The first is to know of a good key smith. Ferdie's is the locksmith near me.
They saved me from a weekend of torture which could only be described as being pecked to death by a chicken.
One of my colleagues lost the keys to his lockbox. He would have been stressed about it and in turn tortured everyone else in the house about it.
I brought the box to Ferdie's, he picked the lock, I got the stuff out from the box and left it there. They made me new keys by getting impressions from the lock-amazing. Ferdie's saved the day.
I hear that they will come to you, for a fee, and pick locks to your car and house if you need them to. They can also crack safes. It is beyond cool.

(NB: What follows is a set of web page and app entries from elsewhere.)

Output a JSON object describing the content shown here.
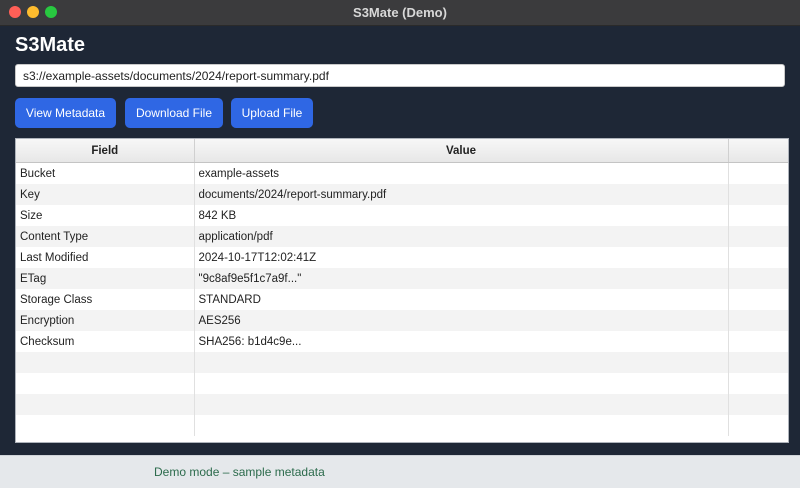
{
  "window": {
    "title": "S3Mate (Demo)",
    "controls": [
      "close-icon",
      "minimize-icon",
      "maximize-icon"
    ],
    "control_colors": {
      "close": "#ff5f57",
      "minimize": "#febc2e",
      "maximize": "#28c840"
    }
  },
  "app": {
    "title": "S3Mate"
  },
  "path_input": {
    "value": "s3://example-assets/documents/2024/report-summary.pdf"
  },
  "toolbar": {
    "view_label": "View Metadata",
    "download_label": "Download File",
    "upload_label": "Upload File",
    "accent_color": "#2f67e4"
  },
  "table": {
    "headers": [
      "Field",
      "Value",
      ""
    ],
    "rows": [
      {
        "field": "Bucket",
        "value": "example-assets"
      },
      {
        "field": "Key",
        "value": "documents/2024/report-summary.pdf"
      },
      {
        "field": "Size",
        "value": "842 KB"
      },
      {
        "field": "Content Type",
        "value": "application/pdf"
      },
      {
        "field": "Last Modified",
        "value": "2024-10-17T12:02:41Z"
      },
      {
        "field": "ETag",
        "value": "\"9c8af9e5f1c7a9f...\""
      },
      {
        "field": "Storage Class",
        "value": "STANDARD"
      },
      {
        "field": "Encryption",
        "value": "AES256"
      },
      {
        "field": "Checksum",
        "value": "SHA256: b1d4c9e..."
      },
      {
        "field": "",
        "value": ""
      },
      {
        "field": "",
        "value": ""
      },
      {
        "field": "",
        "value": ""
      },
      {
        "field": "",
        "value": ""
      }
    ]
  },
  "status": {
    "text": "Demo mode – sample metadata",
    "color": "#2c6b4c"
  }
}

The second is to know of a good cobbler, especially if you have expensive leather shoes or boots.
I bring my boots to Abe's every year, in either Spring or Fall. I get them back almost new, and very shiny.
I've had the same pair of motorcycle boots for 10 years thanks to my cobbler.

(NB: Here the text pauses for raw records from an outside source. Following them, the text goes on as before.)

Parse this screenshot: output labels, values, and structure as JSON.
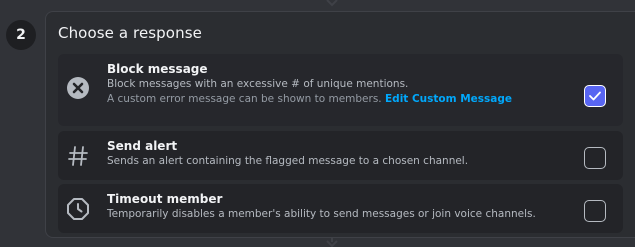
{
  "step": {
    "number": "2"
  },
  "panel": {
    "title": "Choose a response"
  },
  "options": [
    {
      "name": "Block message",
      "description": "Block messages with an excessive # of unique mentions.",
      "sub_description": "A custom error message can be shown to members.",
      "link": "Edit Custom Message",
      "icon": "x-circle-icon",
      "checked": true
    },
    {
      "name": "Send alert",
      "description": "Sends an alert containing the flagged message to a chosen channel.",
      "icon": "hashtag-icon",
      "checked": false
    },
    {
      "name": "Timeout member",
      "description": "Temporarily disables a member's ability to send messages or join voice channels.",
      "icon": "clock-octagon-icon",
      "checked": false
    }
  ],
  "colors": {
    "background": "#313338",
    "panel": "#2b2d31",
    "accent": "#5865f2",
    "link": "#00a8fc"
  }
}
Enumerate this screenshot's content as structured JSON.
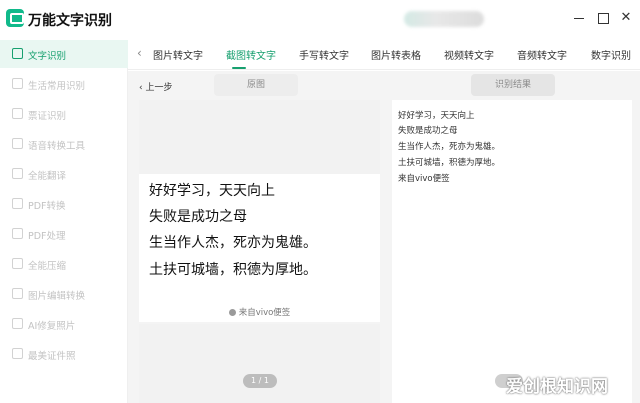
{
  "app": {
    "title": "万能文字识别"
  },
  "sidebar": {
    "items": [
      {
        "label": "文字识别",
        "active": true
      },
      {
        "label": "生活常用识别",
        "active": false
      },
      {
        "label": "票证识别",
        "active": false
      },
      {
        "label": "语音转换工具",
        "active": false
      },
      {
        "label": "全能翻译",
        "active": false
      },
      {
        "label": "PDF转换",
        "active": false
      },
      {
        "label": "PDF处理",
        "active": false
      },
      {
        "label": "全能压缩",
        "active": false
      },
      {
        "label": "图片编辑转换",
        "active": false
      },
      {
        "label": "AI修复照片",
        "active": false
      },
      {
        "label": "最美证件照",
        "active": false
      }
    ]
  },
  "tabs": [
    {
      "label": "图片转文字",
      "active": false
    },
    {
      "label": "截图转文字",
      "active": true
    },
    {
      "label": "手写转文字",
      "active": false
    },
    {
      "label": "图片转表格",
      "active": false
    },
    {
      "label": "视频转文字",
      "active": false
    },
    {
      "label": "音频转文字",
      "active": false
    },
    {
      "label": "数字识别",
      "active": false
    }
  ],
  "toolbar": {
    "back_label": "上一步",
    "source_label": "原图",
    "result_label": "识别结果"
  },
  "source": {
    "lines": [
      "好好学习，天天向上",
      "失败是成功之母",
      "生当作人杰，死亦为鬼雄。",
      "土扶可城墙，积德为厚地。"
    ],
    "footer": "来自vivo便签",
    "pager": "1 / 1"
  },
  "result": {
    "lines": [
      "好好学习，天天向上",
      "失败是成功之母",
      "生当作人杰，死亦为鬼雄。",
      "土扶可城墙，积德为厚地。",
      "来自vivo便签"
    ]
  },
  "watermark": "爱创根知识网",
  "colors": {
    "accent": "#17a06f",
    "panel_bg": "#f4f4f4"
  }
}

The third is probably the most important thing. It was the most difficult one for me to learn.
If you have been stciking around for some time, you may remember the post from last May that made mention of the dreaded Vocabulary Parade:

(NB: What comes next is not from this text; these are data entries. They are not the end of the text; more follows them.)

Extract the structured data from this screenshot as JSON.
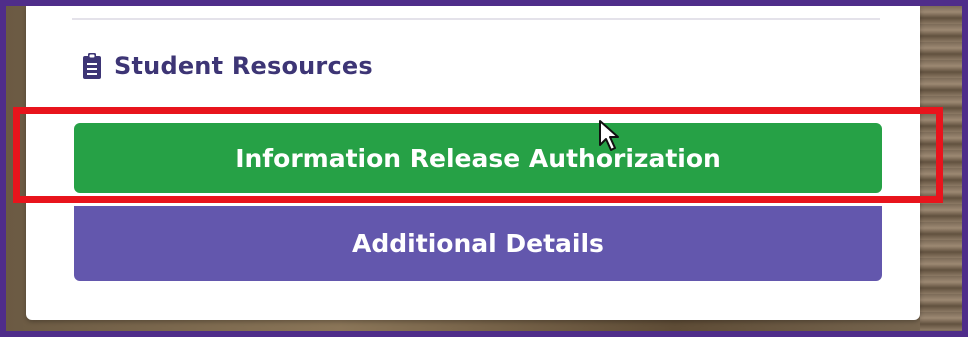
{
  "section": {
    "title": "Student Resources",
    "icon": "clipboard-icon"
  },
  "buttons": {
    "primary_label": "Information Release Authorization",
    "secondary_label": "Additional Details"
  },
  "colors": {
    "primary_button": "#26a146",
    "secondary_button": "#6357ad",
    "highlight": "#e8141c",
    "heading": "#3d3575",
    "page_border": "#4f2d8a"
  }
}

If you check it, you will see the hats that my kids made. They didn't win anything, for which they were VERY disappointed.
You see, it's quite obvious that I made those hats. Very obvious to everyone else I'm sure.
Ever see that Simpsons episode where Homer has to make Lisa's state of Florida costume and she wins a prize for a costume that was obviously NOT made by her parents, even though it was Homer who made it. I can't remember where Marge was:
So the kids who make their own things with no help from parents are the ones who win, or so it seems. Poor Lisa.
I made the hats and they won nothing-the whole vocabulary parade was not about who wins, but all the same.
I have no business making my kid's projects.
It was a "Duh!' smack myself in the forehead moment.
For Christmas, Gretel decided to make her class Christmas cards. On lined notebook paper. She planned to include bookmarks. On lined notebook paper.
In my opinion, that was going to go over like a fart in church.
But remembering the Vocabulary Parade, I kept my mouth shut and let her do it her way.
In the end, her friends actually liked her cards and it went great.
For Valentines day, she made her cards from colored construction paper, a step up that was her choice and she came to me to ask for the paper to make them.
Von opted for Angry Bird cards, happily-he can fill them out himself.
All I asked was that the cards were not scattered everywhere while they were being made and filled out.
This Winter vacation, Gretel wanted to have a party for a few friends. Again, I let her do it her way. I took her to the store and she chose her own paper plates and party favors.
I just stood by with the wallet.
Ok, I'll admit to steering her towards getting kazoos as favors. I did it to be a jerk. I'm not sorry. 2 families got 2 kid free hours-dinner included-
Nothing comes for free! Enjoy your many hours of kazoo music!(cue evil maniacal laughter)
The party was great. I stayed out of it. B got the pizza and we stayed in the kitchen and let the kids run the show, only periodically distracting them with food or kazoos when it started to get crazy.
I have learned to let the kids do it their way. That was lesson 3.
My assumptions at how things will turn out are usually colored by my own, not so great, childhood experiences.
It is hard to let go of control and it's hard to hold back when you are so afraid of your child failing or becoming disappointed or hurt, but it's necessary.
And so far, I have been wrong about the end result-happily wrong.
There is also no stress or butting heads by telling my kids how I think something should be, when they are the ones who know better about what they want and how things like word hats and parties should be.
The kids are on their own for the next Vocabulary Parade. I'm just a chaperone.